The reply should consist of one number, which is how many lines in the material below contain "ssid".

___

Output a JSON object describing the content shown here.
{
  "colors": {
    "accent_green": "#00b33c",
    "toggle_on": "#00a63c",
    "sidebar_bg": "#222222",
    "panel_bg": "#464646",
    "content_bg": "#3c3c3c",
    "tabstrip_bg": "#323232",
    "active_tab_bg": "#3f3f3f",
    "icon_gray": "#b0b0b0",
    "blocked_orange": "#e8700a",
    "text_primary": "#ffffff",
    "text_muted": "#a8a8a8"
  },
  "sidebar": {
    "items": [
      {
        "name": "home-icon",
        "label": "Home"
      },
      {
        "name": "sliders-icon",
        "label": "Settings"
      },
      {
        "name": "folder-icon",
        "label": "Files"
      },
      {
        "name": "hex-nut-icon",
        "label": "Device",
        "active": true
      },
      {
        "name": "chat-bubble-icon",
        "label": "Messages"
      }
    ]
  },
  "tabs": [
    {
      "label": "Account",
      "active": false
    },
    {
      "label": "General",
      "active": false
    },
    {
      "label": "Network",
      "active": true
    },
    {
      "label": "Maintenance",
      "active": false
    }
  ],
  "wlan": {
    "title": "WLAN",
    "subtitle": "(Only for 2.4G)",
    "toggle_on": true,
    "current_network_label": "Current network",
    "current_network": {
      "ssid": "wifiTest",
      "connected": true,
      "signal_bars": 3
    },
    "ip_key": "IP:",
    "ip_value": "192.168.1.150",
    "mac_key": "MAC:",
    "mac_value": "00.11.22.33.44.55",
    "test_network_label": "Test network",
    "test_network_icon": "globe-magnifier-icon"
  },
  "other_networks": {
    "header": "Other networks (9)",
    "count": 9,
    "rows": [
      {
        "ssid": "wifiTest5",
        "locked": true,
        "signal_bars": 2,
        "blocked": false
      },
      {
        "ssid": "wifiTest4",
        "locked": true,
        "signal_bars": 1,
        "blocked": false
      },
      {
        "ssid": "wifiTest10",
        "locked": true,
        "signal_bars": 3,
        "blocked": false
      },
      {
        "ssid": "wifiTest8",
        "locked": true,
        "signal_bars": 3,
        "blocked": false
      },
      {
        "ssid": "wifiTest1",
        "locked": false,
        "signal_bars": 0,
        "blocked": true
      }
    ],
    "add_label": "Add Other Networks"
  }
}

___

ANSWER FOR THIS EXERCISE:
6